▶ WHAT YOU WILL DO: The listing below must be returned in full and unchanged, without the images it carries.

▶ RECORDS PROVIDED:
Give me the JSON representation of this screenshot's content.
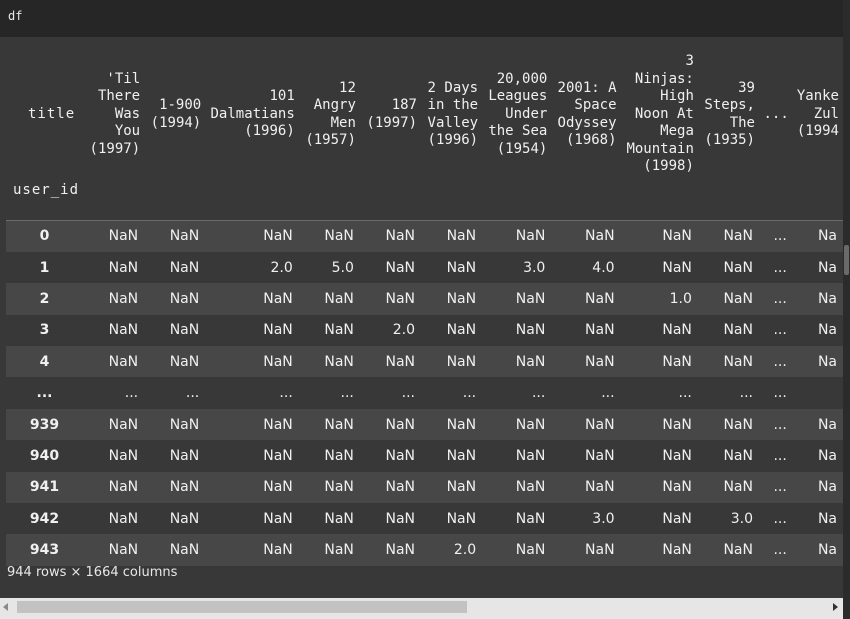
{
  "cell": {
    "code": "df"
  },
  "table": {
    "columns_name": "title",
    "index_name": "user_id",
    "columns": [
      [
        "'Til",
        "There",
        "Was",
        "You",
        "(1997)"
      ],
      [
        "1-900",
        "(1994)"
      ],
      [
        "101",
        "Dalmatians",
        "(1996)"
      ],
      [
        "12",
        "Angry",
        "Men",
        "(1957)"
      ],
      [
        "187",
        "(1997)"
      ],
      [
        "2 Days",
        "in the",
        "Valley",
        "(1996)"
      ],
      [
        "20,000",
        "Leagues",
        "Under",
        "the Sea",
        "(1954)"
      ],
      [
        "2001: A",
        "Space",
        "Odyssey",
        "(1968)"
      ],
      [
        "3",
        "Ninjas:",
        "High",
        "Noon At",
        "Mega",
        "Mountain",
        "(1998)"
      ],
      [
        "39",
        "Steps,",
        "The",
        "(1935)"
      ],
      [
        "..."
      ],
      [
        "Yanke",
        "Zul",
        "(1994"
      ]
    ],
    "rows": [
      {
        "index": "0",
        "values": [
          "NaN",
          "NaN",
          "NaN",
          "NaN",
          "NaN",
          "NaN",
          "NaN",
          "NaN",
          "NaN",
          "NaN",
          "...",
          "Na"
        ]
      },
      {
        "index": "1",
        "values": [
          "NaN",
          "NaN",
          "2.0",
          "5.0",
          "NaN",
          "NaN",
          "3.0",
          "4.0",
          "NaN",
          "NaN",
          "...",
          "Na"
        ]
      },
      {
        "index": "2",
        "values": [
          "NaN",
          "NaN",
          "NaN",
          "NaN",
          "NaN",
          "NaN",
          "NaN",
          "NaN",
          "1.0",
          "NaN",
          "...",
          "Na"
        ]
      },
      {
        "index": "3",
        "values": [
          "NaN",
          "NaN",
          "NaN",
          "NaN",
          "2.0",
          "NaN",
          "NaN",
          "NaN",
          "NaN",
          "NaN",
          "...",
          "Na"
        ]
      },
      {
        "index": "4",
        "values": [
          "NaN",
          "NaN",
          "NaN",
          "NaN",
          "NaN",
          "NaN",
          "NaN",
          "NaN",
          "NaN",
          "NaN",
          "...",
          "Na"
        ]
      },
      {
        "index": "...",
        "values": [
          "...",
          "...",
          "...",
          "...",
          "...",
          "...",
          "...",
          "...",
          "...",
          "...",
          "...",
          ""
        ]
      },
      {
        "index": "939",
        "values": [
          "NaN",
          "NaN",
          "NaN",
          "NaN",
          "NaN",
          "NaN",
          "NaN",
          "NaN",
          "NaN",
          "NaN",
          "...",
          "Na"
        ]
      },
      {
        "index": "940",
        "values": [
          "NaN",
          "NaN",
          "NaN",
          "NaN",
          "NaN",
          "NaN",
          "NaN",
          "NaN",
          "NaN",
          "NaN",
          "...",
          "Na"
        ]
      },
      {
        "index": "941",
        "values": [
          "NaN",
          "NaN",
          "NaN",
          "NaN",
          "NaN",
          "NaN",
          "NaN",
          "NaN",
          "NaN",
          "NaN",
          "...",
          "Na"
        ]
      },
      {
        "index": "942",
        "values": [
          "NaN",
          "NaN",
          "NaN",
          "NaN",
          "NaN",
          "NaN",
          "NaN",
          "3.0",
          "NaN",
          "3.0",
          "...",
          "Na"
        ]
      },
      {
        "index": "943",
        "values": [
          "NaN",
          "NaN",
          "NaN",
          "NaN",
          "NaN",
          "2.0",
          "NaN",
          "NaN",
          "NaN",
          "NaN",
          "...",
          "Na"
        ]
      }
    ],
    "shape_text": "944 rows × 1664 columns"
  },
  "scrollbars": {
    "horizontal": "horizontal-scrollbar",
    "vertical": "vertical-scrollbar"
  },
  "icons": {
    "left": "chevron-left-icon",
    "right": "chevron-right-icon"
  },
  "colors": {
    "background": "#383838",
    "row_alt": "#474747",
    "cell_bar": "#262626",
    "text": "#f0f0f0"
  }
}
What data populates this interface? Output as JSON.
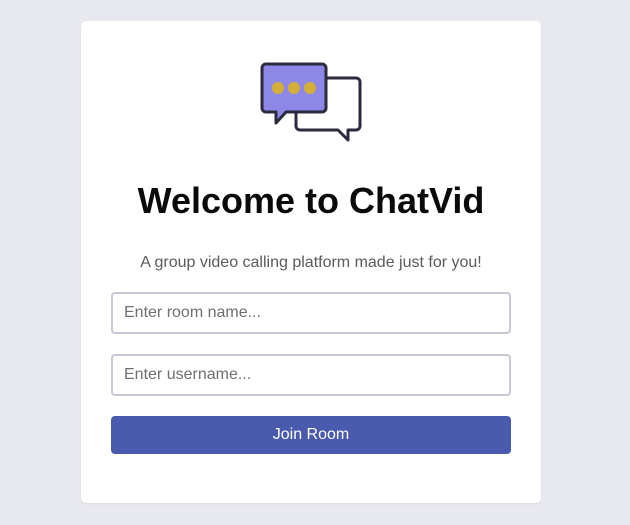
{
  "logo": {
    "icon": "chat-bubbles-icon",
    "colors": {
      "front_bubble": "#8d87e6",
      "outline": "#2b2b3d",
      "dots": "#d4af37"
    }
  },
  "header": {
    "title": "Welcome to ChatVid",
    "subtitle": "A group video calling platform made just for you!"
  },
  "form": {
    "room_placeholder": "Enter room name...",
    "room_value": "",
    "username_placeholder": "Enter username...",
    "username_value": "",
    "join_label": "Join Room"
  },
  "colors": {
    "background": "#e8e9ee",
    "card": "#ffffff",
    "button": "#4a5aad",
    "input_border": "#c8c9d6"
  }
}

▶ RESULT:
Give me the JSON representation of this screenshot's content.
{
  "cell": {
    "code": "df"
  },
  "table": {
    "columns_name": "title",
    "index_name": "user_id",
    "columns": [
      [
        "'Til",
        "There",
        "Was",
        "You",
        "(1997)"
      ],
      [
        "1-900",
        "(1994)"
      ],
      [
        "101",
        "Dalmatians",
        "(1996)"
      ],
      [
        "12",
        "Angry",
        "Men",
        "(1957)"
      ],
      [
        "187",
        "(1997)"
      ],
      [
        "2 Days",
        "in the",
        "Valley",
        "(1996)"
      ],
      [
        "20,000",
        "Leagues",
        "Under",
        "the Sea",
        "(1954)"
      ],
      [
        "2001: A",
        "Space",
        "Odyssey",
        "(1968)"
      ],
      [
        "3",
        "Ninjas:",
        "High",
        "Noon At",
        "Mega",
        "Mountain",
        "(1998)"
      ],
      [
        "39",
        "Steps,",
        "The",
        "(1935)"
      ],
      [
        "..."
      ],
      [
        "Yanke",
        "Zul",
        "(1994"
      ]
    ],
    "rows": [
      {
        "index": "0",
        "values": [
          "NaN",
          "NaN",
          "NaN",
          "NaN",
          "NaN",
          "NaN",
          "NaN",
          "NaN",
          "NaN",
          "NaN",
          "...",
          "Na"
        ]
      },
      {
        "index": "1",
        "values": [
          "NaN",
          "NaN",
          "2.0",
          "5.0",
          "NaN",
          "NaN",
          "3.0",
          "4.0",
          "NaN",
          "NaN",
          "...",
          "Na"
        ]
      },
      {
        "index": "2",
        "values": [
          "NaN",
          "NaN",
          "NaN",
          "NaN",
          "NaN",
          "NaN",
          "NaN",
          "NaN",
          "1.0",
          "NaN",
          "...",
          "Na"
        ]
      },
      {
        "index": "3",
        "values": [
          "NaN",
          "NaN",
          "NaN",
          "NaN",
          "2.0",
          "NaN",
          "NaN",
          "NaN",
          "NaN",
          "NaN",
          "...",
          "Na"
        ]
      },
      {
        "index": "4",
        "values": [
          "NaN",
          "NaN",
          "NaN",
          "NaN",
          "NaN",
          "NaN",
          "NaN",
          "NaN",
          "NaN",
          "NaN",
          "...",
          "Na"
        ]
      },
      {
        "index": "...",
        "values": [
          "...",
          "...",
          "...",
          "...",
          "...",
          "...",
          "...",
          "...",
          "...",
          "...",
          "...",
          ""
        ]
      },
      {
        "index": "939",
        "values": [
          "NaN",
          "NaN",
          "NaN",
          "NaN",
          "NaN",
          "NaN",
          "NaN",
          "NaN",
          "NaN",
          "NaN",
          "...",
          "Na"
        ]
      },
      {
        "index": "940",
        "values": [
          "NaN",
          "NaN",
          "NaN",
          "NaN",
          "NaN",
          "NaN",
          "NaN",
          "NaN",
          "NaN",
          "NaN",
          "...",
          "Na"
        ]
      },
      {
        "index": "941",
        "values": [
          "NaN",
          "NaN",
          "NaN",
          "NaN",
          "NaN",
          "NaN",
          "NaN",
          "NaN",
          "NaN",
          "NaN",
          "...",
          "Na"
        ]
      },
      {
        "index": "942",
        "values": [
          "NaN",
          "NaN",
          "NaN",
          "NaN",
          "NaN",
          "NaN",
          "NaN",
          "3.0",
          "NaN",
          "3.0",
          "...",
          "Na"
        ]
      },
      {
        "index": "943",
        "values": [
          "NaN",
          "NaN",
          "NaN",
          "NaN",
          "NaN",
          "2.0",
          "NaN",
          "NaN",
          "NaN",
          "NaN",
          "...",
          "Na"
        ]
      }
    ],
    "shape_text": "944 rows × 1664 columns"
  },
  "scrollbars": {
    "horizontal": "horizontal-scrollbar",
    "vertical": "vertical-scrollbar"
  },
  "icons": {
    "left": "chevron-left-icon",
    "right": "chevron-right-icon"
  },
  "colors": {
    "background": "#383838",
    "row_alt": "#474747",
    "cell_bar": "#262626",
    "text": "#f0f0f0"
  }
}
What data populates this interface? Output as JSON.
{
  "logo": {
    "icon": "chat-bubbles-icon",
    "colors": {
      "front_bubble": "#8d87e6",
      "outline": "#2b2b3d",
      "dots": "#d4af37"
    }
  },
  "header": {
    "title": "Welcome to ChatVid",
    "subtitle": "A group video calling platform made just for you!"
  },
  "form": {
    "room_placeholder": "Enter room name...",
    "room_value": "",
    "username_placeholder": "Enter username...",
    "username_value": "",
    "join_label": "Join Room"
  },
  "colors": {
    "background": "#e8e9ee",
    "card": "#ffffff",
    "button": "#4a5aad",
    "input_border": "#c8c9d6"
  }
}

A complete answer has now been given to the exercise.